‘I doubt,’ he added, ‘if the difficulties of the navigation and the weather we were to experience had been foreseen, whether I should have attempted it.’ Grant, H., ‘HMS Canopus … II’, p. 328 http://www.naval-review.org/showissue.asp?Year=1923&Iss=2 (PDF p. 154) (8.88 MB)
The navigating officer was Lieutenant Harry Bennett who was described by Grant as being ‘without exception one of the best and coolest navigating officers I have served with.’ Ibid.
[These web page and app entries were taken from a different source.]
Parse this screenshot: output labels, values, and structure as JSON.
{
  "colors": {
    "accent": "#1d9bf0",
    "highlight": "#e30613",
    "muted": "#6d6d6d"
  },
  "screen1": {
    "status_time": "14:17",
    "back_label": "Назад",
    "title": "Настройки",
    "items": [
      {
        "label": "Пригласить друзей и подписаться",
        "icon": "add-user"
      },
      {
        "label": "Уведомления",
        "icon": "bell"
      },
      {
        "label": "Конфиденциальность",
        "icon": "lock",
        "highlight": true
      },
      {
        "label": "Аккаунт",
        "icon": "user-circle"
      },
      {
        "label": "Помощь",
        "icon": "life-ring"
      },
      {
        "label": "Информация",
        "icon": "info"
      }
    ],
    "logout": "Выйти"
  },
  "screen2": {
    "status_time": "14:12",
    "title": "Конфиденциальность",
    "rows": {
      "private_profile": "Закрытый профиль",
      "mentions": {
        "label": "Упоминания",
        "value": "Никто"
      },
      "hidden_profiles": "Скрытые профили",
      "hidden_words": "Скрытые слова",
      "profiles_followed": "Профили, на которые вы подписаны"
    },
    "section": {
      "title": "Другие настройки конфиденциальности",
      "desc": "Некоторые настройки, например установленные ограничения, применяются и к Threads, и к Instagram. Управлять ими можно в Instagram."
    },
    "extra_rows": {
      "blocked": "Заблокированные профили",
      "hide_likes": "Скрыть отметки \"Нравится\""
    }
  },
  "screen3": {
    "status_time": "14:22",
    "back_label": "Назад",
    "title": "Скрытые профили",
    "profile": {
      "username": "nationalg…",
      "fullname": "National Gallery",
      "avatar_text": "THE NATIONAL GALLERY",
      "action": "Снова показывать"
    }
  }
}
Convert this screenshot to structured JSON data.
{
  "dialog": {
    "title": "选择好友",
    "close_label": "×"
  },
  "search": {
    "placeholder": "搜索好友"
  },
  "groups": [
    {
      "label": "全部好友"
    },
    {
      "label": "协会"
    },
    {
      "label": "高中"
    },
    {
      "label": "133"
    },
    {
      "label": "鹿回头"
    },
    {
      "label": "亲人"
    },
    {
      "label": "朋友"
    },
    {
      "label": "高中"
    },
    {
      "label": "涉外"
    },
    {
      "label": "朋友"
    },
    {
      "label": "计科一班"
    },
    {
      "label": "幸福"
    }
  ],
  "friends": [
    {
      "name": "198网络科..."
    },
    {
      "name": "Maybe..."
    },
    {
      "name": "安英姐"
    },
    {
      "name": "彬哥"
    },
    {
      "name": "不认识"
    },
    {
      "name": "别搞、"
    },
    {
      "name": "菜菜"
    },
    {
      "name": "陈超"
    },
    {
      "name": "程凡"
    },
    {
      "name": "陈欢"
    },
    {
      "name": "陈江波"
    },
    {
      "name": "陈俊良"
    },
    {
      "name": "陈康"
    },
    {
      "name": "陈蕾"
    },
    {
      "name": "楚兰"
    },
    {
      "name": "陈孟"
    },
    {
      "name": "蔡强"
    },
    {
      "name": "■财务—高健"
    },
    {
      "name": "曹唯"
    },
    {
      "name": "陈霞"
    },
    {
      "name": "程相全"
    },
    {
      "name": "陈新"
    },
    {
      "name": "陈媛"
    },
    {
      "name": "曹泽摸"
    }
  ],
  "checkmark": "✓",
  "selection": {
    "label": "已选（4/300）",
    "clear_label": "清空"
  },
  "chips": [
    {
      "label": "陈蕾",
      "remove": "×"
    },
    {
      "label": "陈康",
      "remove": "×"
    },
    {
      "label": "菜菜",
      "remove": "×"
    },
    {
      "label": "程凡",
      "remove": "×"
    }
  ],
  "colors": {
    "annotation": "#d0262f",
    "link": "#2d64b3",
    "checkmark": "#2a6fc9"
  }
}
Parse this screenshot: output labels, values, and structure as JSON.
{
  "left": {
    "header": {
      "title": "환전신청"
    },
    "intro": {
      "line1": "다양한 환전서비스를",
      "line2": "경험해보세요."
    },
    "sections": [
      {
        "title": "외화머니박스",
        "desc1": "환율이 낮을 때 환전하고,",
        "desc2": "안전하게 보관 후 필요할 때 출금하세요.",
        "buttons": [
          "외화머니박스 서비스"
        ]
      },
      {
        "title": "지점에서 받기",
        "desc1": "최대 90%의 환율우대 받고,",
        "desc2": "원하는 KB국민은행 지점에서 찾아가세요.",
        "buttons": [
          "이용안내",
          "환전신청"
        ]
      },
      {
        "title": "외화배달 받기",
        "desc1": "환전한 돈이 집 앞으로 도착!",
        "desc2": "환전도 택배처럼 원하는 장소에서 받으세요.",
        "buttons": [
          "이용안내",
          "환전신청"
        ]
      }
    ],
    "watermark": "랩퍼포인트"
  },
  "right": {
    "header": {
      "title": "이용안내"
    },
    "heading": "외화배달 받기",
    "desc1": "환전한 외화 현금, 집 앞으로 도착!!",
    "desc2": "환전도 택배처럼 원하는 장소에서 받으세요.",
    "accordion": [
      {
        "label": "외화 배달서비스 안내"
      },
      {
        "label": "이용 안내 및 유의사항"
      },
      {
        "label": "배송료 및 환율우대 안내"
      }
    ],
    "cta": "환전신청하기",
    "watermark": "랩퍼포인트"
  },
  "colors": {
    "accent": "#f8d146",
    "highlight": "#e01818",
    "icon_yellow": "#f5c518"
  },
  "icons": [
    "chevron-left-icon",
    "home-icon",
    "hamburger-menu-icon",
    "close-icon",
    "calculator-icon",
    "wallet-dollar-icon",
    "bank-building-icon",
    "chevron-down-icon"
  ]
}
6. ‘we were told to return to the Falkland Islands …’ The order came from the Admiralty. Churchill says, ‘We learned that her continuous fast steaming had led to boiler troubles in the Canopus and we had to direct her to the Falklands.’ Churchill, W., World Crisis, p. 470, http://archive.org/stream/worldcrisis00chur#page/470/mode/1up
7. ‘There is one great advantage in staying at one place and that is that we will probably get our mails fairly regularly …’ The Canopus hadn’t received any mail since 18 August 1914, but on 21 November, the day after Philip began this letter, the Crown of Galicia store ship arrived at the Falklands with 50 bags of mail. Grant, H., ‘HMS Canopus … II’, p. 335, http://www.naval-review.org/showissue.asp?Year=1923&Iss=2 (PDF p. 161) (8.88 MB)